For Price and most of the other SVCC caddies, this was their first time working inside the ropes at a professional event.

“I literally was like thank you God for this opportunity,” said Price, a 36-year-old Bethlehem native who declined to disclose how many years he’s been looping. “I have been caddying for X number of years and to get a cherry on top, I just felt so thankful.

“The experience was a grind as all caddying is a grind. We made the cut. Our guy is going to go home with some prize money. It was a success on all sides”

Brian Egan is an 18-year SVCC veteran from Coopersburg who worked for Brett Quigley at the Senior Open. While he was considered the most likely local caddie to make the cut, Quigley shot 7-over par and missed by two strokes.

“It was an experience of a lifetime,” said Egan, who was in the gallery Saturday and Sunday cheering for his friends who were on bags that made the cut. “It was really awesome. You feel pride in the fact that local guys are bringing some of these big names through this place. When our guys got knocked out we came the next day to support our boys.”

As Price pointed out, caddying isn’t glamorous. It’s hard work, especially when they find out just days before the event whose bag they’ll be on. This week they had to get acquainted with their player’s game, his personality and his wants and needs on the course all within a few days.
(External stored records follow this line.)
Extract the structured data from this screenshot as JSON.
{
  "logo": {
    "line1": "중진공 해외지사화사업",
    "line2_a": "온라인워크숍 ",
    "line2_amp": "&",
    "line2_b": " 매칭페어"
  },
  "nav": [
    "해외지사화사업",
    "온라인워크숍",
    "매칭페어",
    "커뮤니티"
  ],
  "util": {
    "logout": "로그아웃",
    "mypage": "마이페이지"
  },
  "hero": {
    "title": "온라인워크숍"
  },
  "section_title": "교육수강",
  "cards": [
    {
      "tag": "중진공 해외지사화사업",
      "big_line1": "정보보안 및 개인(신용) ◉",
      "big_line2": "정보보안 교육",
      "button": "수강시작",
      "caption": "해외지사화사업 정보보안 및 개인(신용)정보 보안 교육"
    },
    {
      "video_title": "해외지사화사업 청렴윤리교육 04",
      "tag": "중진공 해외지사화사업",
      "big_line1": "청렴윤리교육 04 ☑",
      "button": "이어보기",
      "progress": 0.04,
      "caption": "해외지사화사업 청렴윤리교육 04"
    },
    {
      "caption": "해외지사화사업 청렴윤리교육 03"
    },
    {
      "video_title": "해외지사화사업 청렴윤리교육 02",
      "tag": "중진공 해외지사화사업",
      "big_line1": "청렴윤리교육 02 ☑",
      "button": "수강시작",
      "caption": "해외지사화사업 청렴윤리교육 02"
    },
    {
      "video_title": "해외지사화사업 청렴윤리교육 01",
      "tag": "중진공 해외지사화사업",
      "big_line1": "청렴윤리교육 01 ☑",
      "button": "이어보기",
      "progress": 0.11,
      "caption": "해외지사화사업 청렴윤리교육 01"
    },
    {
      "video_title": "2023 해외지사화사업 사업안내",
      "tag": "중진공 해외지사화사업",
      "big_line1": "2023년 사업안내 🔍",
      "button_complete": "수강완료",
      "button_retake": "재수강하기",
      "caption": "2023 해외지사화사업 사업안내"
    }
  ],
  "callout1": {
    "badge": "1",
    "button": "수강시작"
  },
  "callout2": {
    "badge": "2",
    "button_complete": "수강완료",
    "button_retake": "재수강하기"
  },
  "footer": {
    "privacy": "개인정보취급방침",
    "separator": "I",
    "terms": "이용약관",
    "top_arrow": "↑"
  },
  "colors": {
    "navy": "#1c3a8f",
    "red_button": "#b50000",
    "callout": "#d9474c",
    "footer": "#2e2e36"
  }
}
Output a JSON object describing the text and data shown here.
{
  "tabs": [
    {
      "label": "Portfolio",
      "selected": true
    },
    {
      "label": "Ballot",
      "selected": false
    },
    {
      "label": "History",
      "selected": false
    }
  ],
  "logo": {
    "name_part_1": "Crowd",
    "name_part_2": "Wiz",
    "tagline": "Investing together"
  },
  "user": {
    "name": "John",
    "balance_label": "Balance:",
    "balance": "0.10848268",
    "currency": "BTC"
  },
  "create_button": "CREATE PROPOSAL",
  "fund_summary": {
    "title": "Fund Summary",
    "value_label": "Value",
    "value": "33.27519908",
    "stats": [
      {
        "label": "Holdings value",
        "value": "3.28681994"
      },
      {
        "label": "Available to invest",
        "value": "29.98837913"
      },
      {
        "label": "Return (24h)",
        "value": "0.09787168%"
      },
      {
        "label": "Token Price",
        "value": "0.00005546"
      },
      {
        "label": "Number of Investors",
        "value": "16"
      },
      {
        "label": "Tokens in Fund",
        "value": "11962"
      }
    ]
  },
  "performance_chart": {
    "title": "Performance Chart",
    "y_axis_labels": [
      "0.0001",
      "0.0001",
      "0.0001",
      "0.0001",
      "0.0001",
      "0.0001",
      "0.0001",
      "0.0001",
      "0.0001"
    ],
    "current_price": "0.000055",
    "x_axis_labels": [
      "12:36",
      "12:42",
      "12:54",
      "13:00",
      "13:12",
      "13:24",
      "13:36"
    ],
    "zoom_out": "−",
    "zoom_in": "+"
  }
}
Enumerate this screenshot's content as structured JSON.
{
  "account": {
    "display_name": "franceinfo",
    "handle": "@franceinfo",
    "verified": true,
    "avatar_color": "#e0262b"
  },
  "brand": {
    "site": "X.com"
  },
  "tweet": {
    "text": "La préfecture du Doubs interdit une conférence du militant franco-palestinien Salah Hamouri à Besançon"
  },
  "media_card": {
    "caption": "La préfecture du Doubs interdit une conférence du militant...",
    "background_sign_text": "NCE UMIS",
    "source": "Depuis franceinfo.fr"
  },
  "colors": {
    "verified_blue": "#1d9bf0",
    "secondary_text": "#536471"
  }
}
“You had to get to know your guy a little bit,” said Price. “You had to adapt and be like a chameleon. I was gung ho in the beginning and wanted to be this fearless guide. I realized my guy didn’t want to be guided. He just wanted accurate numbers. He just wanted the brass tacks business, so that’s what I gave him.”

SVCC caddie Marc Szilezy was on amateur Jerry Gunthrope’s bag. He shot 17-over par and missed the cut. It took a couple days for Szilezy to get used to walking off yardage and doing the calculations to adjust for wind and slope. Range finders are not allowed at the highest levels of professional golf.

“The hardest part was not using our range finder,” said Szilezy, a 13-year SVCC veteran. “My guy wanted front, middle and back. He wanted pin plus or minus. He wanted the actual pin number and the adjusted pin number. I had to do that math pretty quickly. After the two practice rounds I got comfortable and it felt like it was almost better because you get true numbers.”

Saucon Valley caddymaster Andy Rumble found out most of the names of players who needed caddies about a week or so before practice rounds, but others had last-minute needs that he had to fill.

There were also a few other local caddies who helped for practice rounds but weren’t needed for the tournament. And some of the tournament caddies carried for other players Sunday or Monday before their players arrived. At least a couple dozen worked for a pro at some point during Senior Open week.

The feedback Rumble received was all positive.

“The few that I talked to all had high praise for the guys that were with them,” he said. “So that was nice.”

Rumble had all his caddies’ players bookmarked on the leader boards he watched all weekend on his US Open app and his office computer.

He was more than confident his men would do a great job. On one level it’s a lot like adjusting to different members and guests they work for on a regular basis. Except these players hit it much longer and more accurately.

“Some guys had experiences where they were just kind of carrying the bag and some of them were more involved,” he said. “Most guys know how to adapt.”

Not long after Padraig Harrington received his trophy Sunday evening, all the professional golfers were gone and the club started to transform back into the place its members have enjoyed for over 100 years. This week the SVCC caddies will go back to carrying bags for members and guests like most have done for years. They still enjoy those walks with members. If they didn’t they wouldn’t be out there.

From now on, every time they walk SVCC’s Old Course it will bring back memories of the week they were inside the ropes where few caddies and even fewer people get to walk.

“The experience was once in a lifetime,” said Szilezy.

CONTRIBUTED PHOTO Andrew Price (left) and Steve Frisch, two longtime Saucon Valley Country Club caddies, carry the bags for U.S. Senior Open players Jeffrey Schmid and Craig Thomas, respectively, during Saturday's round.